Thanks to the wonders of ‘social media’, the Plunket community can now be found in all corners of New Zealand and the world. Every day, hundreds of Kiwi parents and caregivers are talking online – to us and other parents – about the challenges and rewards of parenting. It’s proving a great way for them to get advice and support, and for us to get feedback and learn how we can be more relevant and helpful in today’s busy world.
A recent email from a Plunket mum led us to an astonishing discovery: a Plunket mothers’ group that first met in September 1951, and continues to meet today!Kellie wrote to tell us about her grandmother who, now 87 years old, is an active member of the ‘Plunket Old Girls’ – a group of women who as young mothers formed the Royal Oak Plunket Mothers’ Club. With their babies as their uniting force, the mothers initially met for afternoons of fun and friendship in a local church. Later, and as their children grew older, they held evening meetings in borrowed rooms and each other’s homes, and more recently they’ve chosen to lunch at a local cafe.

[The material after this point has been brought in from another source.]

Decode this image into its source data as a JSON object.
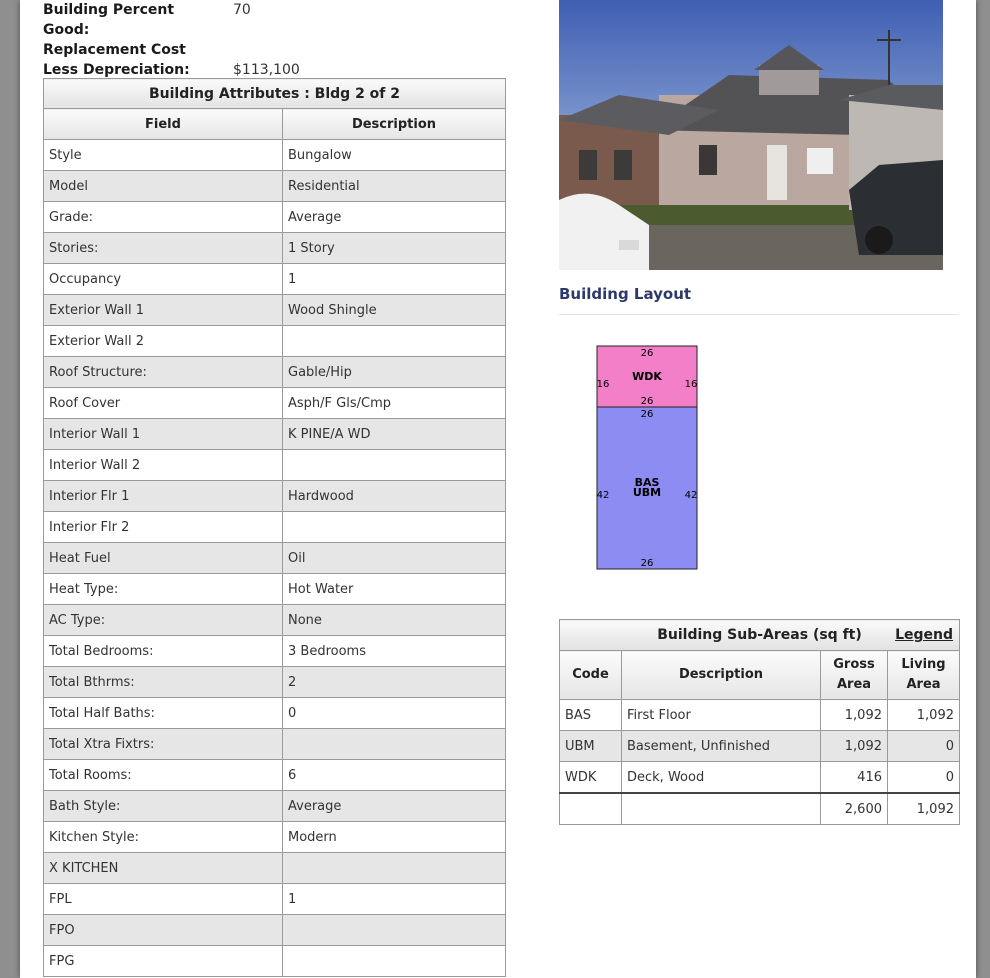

Jeanette Adams-Schneider has worked for Plunket for the past 26 years. A trained Karitane Nurse, she’s part of the Plunket Community Karitane team in Wellington. I’m often asked why I’ve worked for Plunket for so long.
Here’s proof that donations come in all shapes and sizes: in February we received a gift of free television advertising from the SkyTV network, including Prime, TV3 and FOUR. This wonderful gesture meant we could spread the word about our upcoming Annual Appeal to more people than ever before. So we thought it would be a great idea to share some of the precious memories recorded in the Plunket books of people young and old around New Zealand.
Earlier this year, Knit World, one of New Zealand’s leading knit specialists, launched a ‘Knit World Pattern for Plunket’ campaign. Since then the teams at Knit World’s stores have been asking their customers to use purpose-designed patterns to knit beanies, singlets and booties for Plunket babies and toddlers. They’ve also kindly offered their stores as collection points, distributing the tiny garments to local Plunket clinics to ensure they go to the families who need them most.
Our thanks go to everyone who has supported our recent appeals. Your belief in our work and commitment to the wellbeing of New Zealand’s children leaves us humbled and very, very grateful. Building buses
In October last year we launched the ‘Build a Bus’ appeal in response to an urgent need for more mobile Plunket clinics.
The Truby King Bequest Society’s programme of hosting functions for small groups of supporters around the country is proving very successful. In January the location was Greytown, Wairarapa, with a function that attracted Plunket supporters representing generations of grandparents, parents and children. “These functions are a fantastic opportunity for us to discuss the option of leaving a bequest to Plunket with those who already support us through donations, and to thank them personally for being part of the Plunket family,” says Abby Cormack, our Bequest Programme Manager.
Plunket’s Online Collector is in its third year this Appeal and each year Plunket teams get more and more savvy with how they use it. This year our top 10 collectors raised more than $11,150 between them. That's 46% of the $24,023.
Easter is coming up and while it’s bound to be a weekend of fun, we’re urging families to think about kids’ safety in the car this weekend. Plunket have come up with six tips to help keep your children safe in the car while travelling this weekend. 6 ways to keep your child safe
Take your child with you when you leave the car, even if you are only going to be away for a few minutes.
Evenflo, manufacturer of child restraints has issued a voluntary recall notice for selected models of car seats and booster seats. This recall relates to seats with a crotch buckle that may become resistant to unlatching (undoing) over time due to exposure to various items such as food and drinks. Difficulty in releasing the buckle in an emergency situation where prompt exit from the vehicle was necessary could increase the risk of injury.